Stay calm. If you’re stuck for minutes at a time in a parking lot because the people in front of you are waiting for spaces or the flow of pedestrians seems like it’s never-ending, take a deep breath. It’s easy to let yourself get frustrated, but this is when car accidents happen.
Wear bright clothing. Just like any other time when you’re walking, drivers are more likely to see you in a parking lot and avoid you if you’re wearing something that’s bright or reflective.
Park further away. Everyone’s instinct is always to go for the parking spots closest to the store, but often it’s safer to opt for further out places. Why? Because there are likely to be fewer cars and people around you, which means your chances of getting hit are lowered. Just be careful when walking to the store.
Go slowly. As mentioned above, everyone wants to get where they’re going as quickly as possible this time of year. That’s understandable, but rushing typically means you’re paying less attention, which increases your chances of getting hit. Back out slowly while watching for people and cars, and never run through a parking lot.
Use your signals. With everyone rushing, it’s even more important to use proper signals to indicate to other drivers and pedestrians where you’re going.
Watch for brake lights. Drivers are required by law to keep an eye out for pedestrians and give them the right of way, but that’s not going to be much comfort when you’re in the emergency room. Keep your eyes peeled for brake lights, because they are a good sign a car is about to back out.
Avoid distractions. If you need to set up your GPS to get you to your next location or use your smartphone to find nearby deals, please don’t do it when you’re en route. This goes for both drivers and pedestrians, because both need to pay attention if they want to keep from being hit.

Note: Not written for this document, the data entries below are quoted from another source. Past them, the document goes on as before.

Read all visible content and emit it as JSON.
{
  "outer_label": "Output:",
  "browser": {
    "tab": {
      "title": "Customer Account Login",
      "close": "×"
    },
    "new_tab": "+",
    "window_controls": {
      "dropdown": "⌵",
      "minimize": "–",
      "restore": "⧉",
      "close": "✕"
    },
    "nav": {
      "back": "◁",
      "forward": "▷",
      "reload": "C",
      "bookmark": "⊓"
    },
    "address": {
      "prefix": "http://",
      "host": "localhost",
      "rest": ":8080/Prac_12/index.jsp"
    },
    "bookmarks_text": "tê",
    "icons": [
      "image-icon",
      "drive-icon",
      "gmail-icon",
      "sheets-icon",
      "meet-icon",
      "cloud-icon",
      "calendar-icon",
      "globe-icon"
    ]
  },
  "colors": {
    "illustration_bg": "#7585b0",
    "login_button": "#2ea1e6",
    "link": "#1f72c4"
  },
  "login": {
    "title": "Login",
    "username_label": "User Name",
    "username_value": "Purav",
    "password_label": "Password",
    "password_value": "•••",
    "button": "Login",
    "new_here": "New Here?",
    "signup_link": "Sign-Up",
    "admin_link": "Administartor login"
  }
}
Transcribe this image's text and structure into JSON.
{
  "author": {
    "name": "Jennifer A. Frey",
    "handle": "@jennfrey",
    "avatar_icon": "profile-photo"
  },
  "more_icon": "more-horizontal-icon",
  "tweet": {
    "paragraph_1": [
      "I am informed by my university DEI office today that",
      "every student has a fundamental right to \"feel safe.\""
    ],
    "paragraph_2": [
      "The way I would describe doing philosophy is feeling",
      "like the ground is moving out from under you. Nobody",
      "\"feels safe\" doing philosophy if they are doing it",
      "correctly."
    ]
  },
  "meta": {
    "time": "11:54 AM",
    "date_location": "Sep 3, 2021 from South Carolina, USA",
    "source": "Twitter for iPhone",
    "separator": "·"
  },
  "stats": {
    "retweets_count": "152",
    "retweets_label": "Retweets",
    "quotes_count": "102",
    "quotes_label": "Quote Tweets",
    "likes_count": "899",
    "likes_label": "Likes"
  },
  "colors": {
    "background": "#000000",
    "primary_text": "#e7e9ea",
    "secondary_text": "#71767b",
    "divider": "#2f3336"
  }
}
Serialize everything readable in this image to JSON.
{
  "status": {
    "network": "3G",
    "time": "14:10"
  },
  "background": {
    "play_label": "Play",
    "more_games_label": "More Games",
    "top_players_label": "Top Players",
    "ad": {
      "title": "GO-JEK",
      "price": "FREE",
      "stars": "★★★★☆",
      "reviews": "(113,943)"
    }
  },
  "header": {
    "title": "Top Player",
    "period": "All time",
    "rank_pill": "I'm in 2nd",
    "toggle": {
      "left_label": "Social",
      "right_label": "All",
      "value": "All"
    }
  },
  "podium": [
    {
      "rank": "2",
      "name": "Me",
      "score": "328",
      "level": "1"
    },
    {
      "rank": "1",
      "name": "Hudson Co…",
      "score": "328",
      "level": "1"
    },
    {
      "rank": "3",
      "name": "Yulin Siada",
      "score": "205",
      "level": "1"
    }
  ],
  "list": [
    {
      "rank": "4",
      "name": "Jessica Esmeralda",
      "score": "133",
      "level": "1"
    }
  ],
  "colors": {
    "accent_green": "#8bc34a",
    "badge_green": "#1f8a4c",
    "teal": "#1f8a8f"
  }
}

Follow these precautions and your chances of getting into an accident will be significantly lowered. But “lowered” doesn’t mean there’s no chance, and you can’t control other drivers’ actions. If you are injured in an automobile accident because someone else made a mistake, make sure you receive medical attention immediately and get in contact with an experienced lawyer as soon as possible.
About the Author:
Andrew Winston is a partner at the personal injury law firm of The Law Office of Andrew Winston. He has been recognized for excellence in the representation of injured clients by admission to the Million Dollar Advocates Forum, is AV Rated by the Martindale-Hubbell Law Directory, and was recently voted by his peers as a Florida “SuperLawyer”-an honor reserved for the top 5% of lawyers in the state-and to Florida Trend’s “Legal Elite.”